Dataset excerpts

==============================

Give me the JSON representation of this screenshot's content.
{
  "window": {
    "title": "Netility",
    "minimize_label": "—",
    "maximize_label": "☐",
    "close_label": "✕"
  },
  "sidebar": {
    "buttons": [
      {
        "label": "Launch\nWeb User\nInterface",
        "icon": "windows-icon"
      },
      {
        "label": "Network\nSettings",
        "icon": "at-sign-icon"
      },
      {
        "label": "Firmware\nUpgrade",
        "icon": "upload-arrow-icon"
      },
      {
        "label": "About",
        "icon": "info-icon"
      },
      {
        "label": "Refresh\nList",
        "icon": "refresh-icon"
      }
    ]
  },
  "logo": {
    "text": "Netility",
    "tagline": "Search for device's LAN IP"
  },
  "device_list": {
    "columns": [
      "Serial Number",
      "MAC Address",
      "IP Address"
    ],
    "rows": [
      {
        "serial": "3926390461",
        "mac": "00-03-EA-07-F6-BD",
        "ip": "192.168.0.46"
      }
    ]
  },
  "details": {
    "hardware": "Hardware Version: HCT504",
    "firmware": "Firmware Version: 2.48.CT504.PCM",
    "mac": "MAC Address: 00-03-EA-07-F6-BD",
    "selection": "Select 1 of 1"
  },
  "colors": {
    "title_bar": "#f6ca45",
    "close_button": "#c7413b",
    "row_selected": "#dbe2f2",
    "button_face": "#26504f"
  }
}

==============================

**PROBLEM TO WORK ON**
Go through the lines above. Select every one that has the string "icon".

**ANSWER**
        "icon": "windows-icon"
        "icon": "at-sign-icon"
        "icon": "upload-arrow-icon"
        "icon": "info-icon"
        "icon": "refresh-icon"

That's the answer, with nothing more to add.